Racquetball is fairly consistent across the board but can vary in both the number of players, scoring practices, and equipment.

Three players

Games are typically played in singles or doubles as mentioned above, but it can also be played with three people on a court. This style is referred to as “cutthroat.” All three players are competing at the same time.

The server is playing against the other two players who are on the same team. Once a server loses the rally, they will switch with an outside player (now the server) and become teammates with the other player.

Rules Variations

Racquetball is an international sport with various levels of competition. This ranges from recreational and competitive leagues to national teams and professional tours. There are variations in rules depending on the country and level you play at.

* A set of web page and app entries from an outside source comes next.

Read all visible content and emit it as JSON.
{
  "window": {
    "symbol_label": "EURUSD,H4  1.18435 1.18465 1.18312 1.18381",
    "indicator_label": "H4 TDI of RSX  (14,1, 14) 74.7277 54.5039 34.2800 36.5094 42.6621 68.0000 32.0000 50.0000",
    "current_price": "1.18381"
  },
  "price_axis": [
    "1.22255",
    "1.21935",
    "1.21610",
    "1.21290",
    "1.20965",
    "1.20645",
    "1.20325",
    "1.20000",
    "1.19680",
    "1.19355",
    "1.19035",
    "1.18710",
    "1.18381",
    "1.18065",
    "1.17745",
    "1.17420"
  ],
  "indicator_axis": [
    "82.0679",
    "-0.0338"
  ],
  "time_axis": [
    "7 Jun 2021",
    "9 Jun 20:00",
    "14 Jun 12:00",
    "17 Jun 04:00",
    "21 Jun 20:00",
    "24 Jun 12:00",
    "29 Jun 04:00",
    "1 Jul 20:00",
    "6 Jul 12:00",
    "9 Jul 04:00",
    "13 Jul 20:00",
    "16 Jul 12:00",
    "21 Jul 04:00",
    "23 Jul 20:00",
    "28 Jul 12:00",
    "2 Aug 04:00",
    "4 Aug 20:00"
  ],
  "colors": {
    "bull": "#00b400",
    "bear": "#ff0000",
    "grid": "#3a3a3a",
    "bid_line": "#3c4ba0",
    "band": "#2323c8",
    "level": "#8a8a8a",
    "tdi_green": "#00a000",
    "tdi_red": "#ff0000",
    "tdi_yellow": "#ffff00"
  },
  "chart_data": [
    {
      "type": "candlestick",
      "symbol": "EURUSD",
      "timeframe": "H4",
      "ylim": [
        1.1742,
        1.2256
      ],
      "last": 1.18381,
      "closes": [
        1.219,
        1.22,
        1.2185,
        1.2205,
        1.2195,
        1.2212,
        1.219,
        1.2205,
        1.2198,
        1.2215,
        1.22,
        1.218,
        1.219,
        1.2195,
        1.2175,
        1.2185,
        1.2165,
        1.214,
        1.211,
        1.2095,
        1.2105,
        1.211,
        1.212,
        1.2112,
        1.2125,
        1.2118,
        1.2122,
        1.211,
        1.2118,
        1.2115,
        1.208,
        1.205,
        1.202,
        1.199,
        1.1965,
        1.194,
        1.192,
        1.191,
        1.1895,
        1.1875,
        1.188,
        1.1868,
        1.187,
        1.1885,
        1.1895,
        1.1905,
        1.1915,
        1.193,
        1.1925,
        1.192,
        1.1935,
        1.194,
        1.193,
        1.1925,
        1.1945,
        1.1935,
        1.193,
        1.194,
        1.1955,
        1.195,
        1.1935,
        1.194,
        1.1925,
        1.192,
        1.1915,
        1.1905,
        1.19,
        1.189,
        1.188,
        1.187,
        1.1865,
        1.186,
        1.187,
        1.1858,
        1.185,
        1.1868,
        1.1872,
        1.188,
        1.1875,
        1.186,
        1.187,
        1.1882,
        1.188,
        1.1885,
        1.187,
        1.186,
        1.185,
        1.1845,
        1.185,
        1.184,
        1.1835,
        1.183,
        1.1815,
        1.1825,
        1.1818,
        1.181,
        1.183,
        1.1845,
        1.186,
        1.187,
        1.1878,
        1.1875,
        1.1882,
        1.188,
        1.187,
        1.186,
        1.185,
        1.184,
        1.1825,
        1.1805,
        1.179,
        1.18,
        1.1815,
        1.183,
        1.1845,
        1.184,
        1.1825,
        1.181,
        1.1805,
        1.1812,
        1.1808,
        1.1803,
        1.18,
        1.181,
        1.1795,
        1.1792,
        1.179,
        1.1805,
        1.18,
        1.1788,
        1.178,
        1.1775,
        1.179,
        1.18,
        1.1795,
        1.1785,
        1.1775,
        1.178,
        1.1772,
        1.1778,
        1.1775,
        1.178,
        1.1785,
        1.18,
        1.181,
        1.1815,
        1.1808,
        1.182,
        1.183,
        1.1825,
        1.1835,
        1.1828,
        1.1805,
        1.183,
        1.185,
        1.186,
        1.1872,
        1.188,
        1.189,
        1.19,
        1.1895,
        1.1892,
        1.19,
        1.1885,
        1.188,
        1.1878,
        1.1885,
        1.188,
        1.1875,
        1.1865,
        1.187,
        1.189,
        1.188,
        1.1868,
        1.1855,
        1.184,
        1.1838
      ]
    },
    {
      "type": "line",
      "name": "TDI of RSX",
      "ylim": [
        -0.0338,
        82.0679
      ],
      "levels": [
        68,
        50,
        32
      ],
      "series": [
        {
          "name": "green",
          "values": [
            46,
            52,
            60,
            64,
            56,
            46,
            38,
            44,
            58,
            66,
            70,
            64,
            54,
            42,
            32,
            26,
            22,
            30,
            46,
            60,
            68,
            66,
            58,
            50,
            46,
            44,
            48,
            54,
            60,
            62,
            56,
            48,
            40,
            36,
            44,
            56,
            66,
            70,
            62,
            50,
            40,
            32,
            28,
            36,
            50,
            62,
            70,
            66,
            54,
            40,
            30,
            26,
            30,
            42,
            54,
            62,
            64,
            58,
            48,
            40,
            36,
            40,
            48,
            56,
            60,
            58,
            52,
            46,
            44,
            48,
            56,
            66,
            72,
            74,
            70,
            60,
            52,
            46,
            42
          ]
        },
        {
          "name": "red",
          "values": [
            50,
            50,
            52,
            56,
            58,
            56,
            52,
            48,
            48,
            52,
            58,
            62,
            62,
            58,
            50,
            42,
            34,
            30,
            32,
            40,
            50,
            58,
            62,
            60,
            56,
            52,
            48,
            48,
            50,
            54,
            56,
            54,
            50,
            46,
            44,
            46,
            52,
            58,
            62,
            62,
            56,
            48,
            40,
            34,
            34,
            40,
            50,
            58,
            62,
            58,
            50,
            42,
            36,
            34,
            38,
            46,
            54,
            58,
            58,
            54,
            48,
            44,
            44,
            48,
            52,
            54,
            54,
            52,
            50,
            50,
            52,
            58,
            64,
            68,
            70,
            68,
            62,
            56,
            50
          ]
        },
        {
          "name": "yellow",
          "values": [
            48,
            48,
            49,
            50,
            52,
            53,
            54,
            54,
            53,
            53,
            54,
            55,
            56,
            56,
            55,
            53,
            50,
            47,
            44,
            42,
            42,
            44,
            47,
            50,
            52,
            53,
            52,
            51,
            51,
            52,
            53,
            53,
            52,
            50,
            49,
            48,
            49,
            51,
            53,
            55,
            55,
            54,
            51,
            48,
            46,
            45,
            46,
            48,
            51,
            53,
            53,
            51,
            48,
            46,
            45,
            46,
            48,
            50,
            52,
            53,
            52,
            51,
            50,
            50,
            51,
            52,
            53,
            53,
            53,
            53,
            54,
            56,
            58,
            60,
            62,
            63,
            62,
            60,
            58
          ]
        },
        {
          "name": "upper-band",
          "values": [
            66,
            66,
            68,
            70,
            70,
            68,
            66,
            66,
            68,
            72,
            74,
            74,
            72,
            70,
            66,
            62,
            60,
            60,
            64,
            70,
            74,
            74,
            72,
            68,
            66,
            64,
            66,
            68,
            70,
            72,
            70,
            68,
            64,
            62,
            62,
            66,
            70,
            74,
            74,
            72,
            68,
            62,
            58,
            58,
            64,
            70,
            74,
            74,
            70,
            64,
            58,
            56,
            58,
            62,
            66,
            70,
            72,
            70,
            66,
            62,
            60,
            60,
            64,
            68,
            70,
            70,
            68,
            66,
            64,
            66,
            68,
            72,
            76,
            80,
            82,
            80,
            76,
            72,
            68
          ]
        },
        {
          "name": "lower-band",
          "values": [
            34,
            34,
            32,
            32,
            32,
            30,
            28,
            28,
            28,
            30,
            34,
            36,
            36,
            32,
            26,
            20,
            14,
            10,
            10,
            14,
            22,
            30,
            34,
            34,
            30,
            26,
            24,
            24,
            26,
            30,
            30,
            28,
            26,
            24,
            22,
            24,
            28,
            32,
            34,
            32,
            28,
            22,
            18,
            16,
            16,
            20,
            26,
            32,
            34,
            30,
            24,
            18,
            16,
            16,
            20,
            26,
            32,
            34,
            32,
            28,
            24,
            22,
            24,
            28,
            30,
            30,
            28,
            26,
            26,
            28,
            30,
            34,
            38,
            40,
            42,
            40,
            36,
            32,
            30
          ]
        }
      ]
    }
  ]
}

This article describes the rules of the most common racquetball rules, which happen to originate in the United States. For international competitions, rules abide by the American standard of rules listed in the previous section.

For example, international scoring rules only require a team to win by one point, while Canadian Racquetball requires a team to win by two points. So, if the match is being held between two countries, they will follow the international rules that only require a one-point win.

For men’s and women’s pro tours, five games are played in a match to 11 points. The team must win by a margin of two points.

In some elite-level competitions, servers are only given one opportunity to complete a “good service.” Unlike the standard rules where a player is given a fault and then a second chance, the player does not receive this second opportunity, and the receiving player becomes the server.

Equipment

The equipment also varies based on the level at which you play. While you really only need a court, a racquet, and a ball to play with your friends, specific shoes, gloves, and protective eyewear are also required at competitive levels.

This is to ensure fairness among equipment as well as safety. A small ball flying at your eye is the last thing you want while playing!

There are also different options for the ball being used:

  • Blue (standard speed)
  • Green (faster)
  • Purple (faster)
  • Red (fastest)
  • Black (slowest)

The main difference between the balls is the speed at which they travel. Different levels of competition use specific balls. Most players use blue or green balls, both at a recreational and organized level.

The International Pro Tours use purple balls. World Outdoor Racquetball uses red balls exclusively, while black balls are often used by senior players.

While these variations are important for varying calibers of players, with a court, a racquet, a ball, and a desire to get active, racquetball is a great game for all levels!

Last Word

Once you understand these rules and practice your technique in hitting the ball, you will start to develop different strategies to outsmart and beat your opponent. Whether you are just playing for fun or competitively, use this guide to make sure your game is fun and fair!